"Yes," said the woman.

"Then be careful not to open the bag," said the fox.

As soon as the fox was out of sight, the woman took a little peep in the bag and out flew the bumble-bee, and the rooster caught him and ate him up.


[Illustration]

After a while the fox came back. He took up his bag and he saw that his bumble-bee was gone, and he said to the woman: "Where is my bumble-bee?"


[Illustration]

And the woman said: "I just untied the bag, and the bumble-bee flew out, and the rooster ate him up."

"Very well," said the fox, "I must have the rooster, then."

So he caught the rooster and put him in his bag, and traveled.


[Illustration]

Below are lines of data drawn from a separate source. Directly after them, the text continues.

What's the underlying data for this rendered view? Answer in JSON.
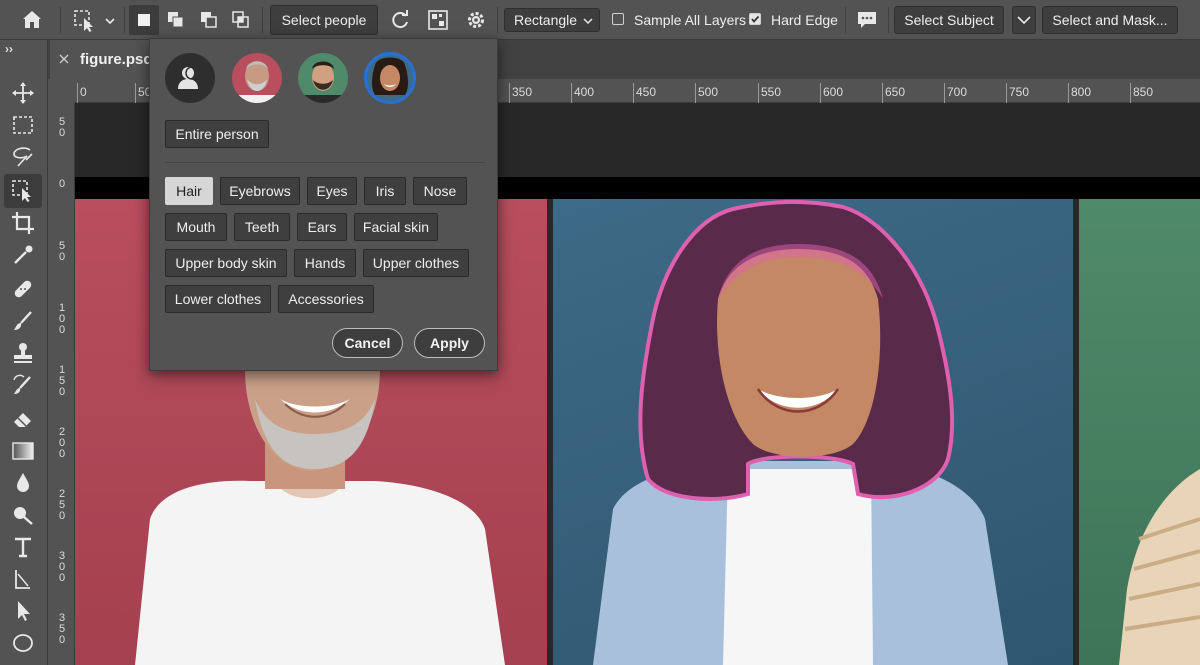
{
  "options_bar": {
    "select_people_label": "Select people",
    "shape_mode": "Rectangle",
    "sample_all_layers": {
      "label": "Sample All Layers",
      "checked": false
    },
    "hard_edge": {
      "label": "Hard Edge",
      "checked": true
    },
    "select_subject_label": "Select Subject",
    "select_and_mask_label": "Select and Mask..."
  },
  "document": {
    "tab_title": "figure.psd",
    "panel_toggle": "››"
  },
  "ruler": {
    "h_ticks": [
      "0",
      "50",
      "350",
      "400",
      "450",
      "500",
      "550",
      "600",
      "650",
      "700",
      "750",
      "800",
      "850"
    ],
    "v_ticks": [
      [
        "5",
        "0"
      ],
      [
        "0"
      ],
      [
        "5",
        "0"
      ],
      [
        "1",
        "0",
        "0"
      ],
      [
        "1",
        "5",
        "0"
      ],
      [
        "2",
        "0",
        "0"
      ],
      [
        "2",
        "5",
        "0"
      ],
      [
        "3",
        "0",
        "0"
      ],
      [
        "3",
        "5",
        "0"
      ]
    ]
  },
  "popover": {
    "entire_person_label": "Entire person",
    "parts": [
      {
        "label": "Hair",
        "selected": true
      },
      {
        "label": "Eyebrows"
      },
      {
        "label": "Eyes"
      },
      {
        "label": "Iris"
      },
      {
        "label": "Nose"
      },
      {
        "label": "Mouth"
      },
      {
        "label": "Teeth"
      },
      {
        "label": "Ears"
      },
      {
        "label": "Facial skin"
      },
      {
        "label": "Upper body skin"
      },
      {
        "label": "Hands"
      },
      {
        "label": "Upper clothes"
      },
      {
        "label": "Lower clothes"
      },
      {
        "label": "Accessories"
      }
    ],
    "cancel_label": "Cancel",
    "apply_label": "Apply"
  },
  "colors": {
    "ui_dark": "#535353",
    "selection_outline": "#e060b0",
    "hair_overlay": "#5a2a4a",
    "active_avatar_ring": "#2a6fd6"
  },
  "icons": [
    "home-icon",
    "object-selection-tool-icon",
    "chevron-down-icon",
    "new-selection-icon",
    "add-to-selection-icon",
    "subtract-from-selection-icon",
    "intersect-selection-icon",
    "refresh-icon",
    "object-finder-icon",
    "gear-icon",
    "speech-bubble-icon",
    "move-tool-icon",
    "marquee-tool-icon",
    "lasso-tool-icon",
    "crop-tool-icon",
    "eyedropper-tool-icon",
    "healing-brush-icon",
    "brush-tool-icon",
    "clone-stamp-icon",
    "history-brush-icon",
    "eraser-tool-icon",
    "gradient-tool-icon",
    "blur-tool-icon",
    "dodge-tool-icon",
    "type-tool-icon",
    "path-selection-icon",
    "direct-selection-icon",
    "ellipse-tool-icon",
    "person-silhouette-icon",
    "close-icon"
  ]
}
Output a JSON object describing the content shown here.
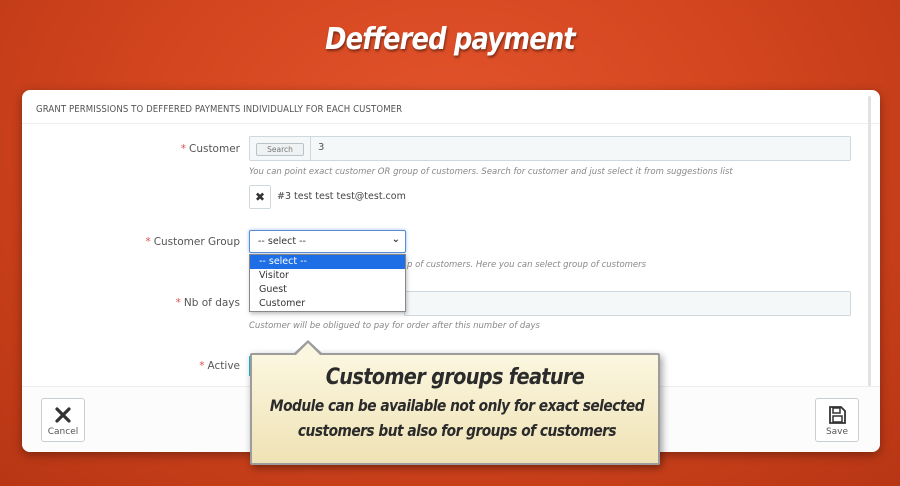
{
  "banner": {
    "title": "Deffered payment"
  },
  "panel": {
    "header": "GRANT PERMISSIONS TO DEFFERED PAYMENTS INDIVIDUALLY FOR EACH CUSTOMER",
    "customer": {
      "label": "Customer",
      "search_addon": "Search",
      "value": "3",
      "help": "You can point exact customer OR group of customers. Search for customer and just select it from suggestions list",
      "token_text": "#3 test test test@test.com",
      "token_remove_glyph": "✖"
    },
    "customer_group": {
      "label": "Customer Group",
      "selected": "-- select --",
      "options": [
        "-- select --",
        "Visitor",
        "Guest",
        "Customer"
      ],
      "help_partial": "p of customers. Here you can select group of customers"
    },
    "nb_days": {
      "label": "Nb of days",
      "help": "Customer will be obligued to pay for order after this number of days"
    },
    "active": {
      "label": "Active"
    },
    "required_mark": "*",
    "footer": {
      "cancel_label": "Cancel",
      "save_label": "Save"
    }
  },
  "callout": {
    "title": "Customer groups feature",
    "line1": "Module can be available not only for exact selected",
    "line2": "customers but also for groups of customers"
  },
  "colors": {
    "background": "#d4461f",
    "accent": "#25b9d7",
    "required": "#d9534f",
    "dropdown_selected": "#1e6fe6"
  }
}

And the next house he came to he went in, and said to the mistress of the house: "May I leave my bag here while I go to Squintum's?"

"Yes," said the woman.

"Then be careful not to open the bag," said the fox. But as soon as the fox was out of sight, the woman just took a little peep into the bag, and the rooster flew out, and the pig caught him and ate him up.


[Illustration]

After a while the fox came back, and he took up his bag and he saw that the rooster was not in it, and he said to the woman: "Where is my rooster?"

And the woman said: "I just untied the bag, and the rooster flew out, and the pig ate him."

"Very well," said the fox, "I must have the pig, then."

So he caught the pig and put him in his bag, and traveled.


[Illustration]

And the next house he came to he went in, and said to the mistress of the house: "May I leave my bag here while I go to Squintum's?"

"Yes," said the woman.

"Then be careful not to open the bag," said the fox.

But as soon as the fox was out of sight, the woman just took a little peep into the bag, and the pig jumped out, and the ox ate him.

After a while the fox came back. He took up his bag and he saw that the pig was gone, and he said to the woman: "Where is my pig?"

And the woman said: "I just untied the bag, and the pig jumped out, and the ox ate him."

"Very well," said the fox, "I must have the ox, then."

So he caught the ox and put him in his bag, and traveled.

And the next house he came to he went in, and said to the mistress of the house: "May I leave my bag here while I go to Squintum's?"

"Yes," said the woman.

"Then be careful not to open the bag," said the fox.

But as soon as the fox was out of sight, the woman just took a little peep in the bag, and the ox got out, and the woman's little boy chased him away off over the fields.


[Illustration]

After a while the fox came back. He took up his bag and he saw that his ox was gone, and he said to the woman: "Where is my ox?"


[Illustration]

And the woman said: "I just untied the string, and the ox got out, and my little boy chased him away off over the fields."

"Very well," said the fox, "I must have the little boy, then."

So he caught the little boy and put him in his bag, and traveled.


[Illustration]

And the next house he came to he went in, and said to the mistress of the house: "May I leave my bag here while I go to Squintum's?"

"Yes," said the woman.

"Then be careful not to open the bag," said the fox.

The woman was making cake, and her children were around her asking for some.

"Oh, mother, give me a piece," said one; and, "Oh, mother, give me a piece," said the others.

And the smell of the cake came to the little boy who was weeping and crying in the bag, and he heard the children asking for cake and he said: "Oh, mammy, give me a piece."

Then the woman opened the bag and took the little boy out, and she put the house-dog in the bag in the little boy's place.

And the little boy stopped crying and had some cake with the others.

After a while the fox came back. He took up his bag and he saw that it was tied fast, and he put it over his back and traveled far into the deep woods. Then he sat down and untied the bag, and if the little boy had been there in the bag things would have gone badly with him.

But the little boy was safe at the woman's house, and when the fox untied the bag the house-dog jumped out and ate him all up.


[Illustration]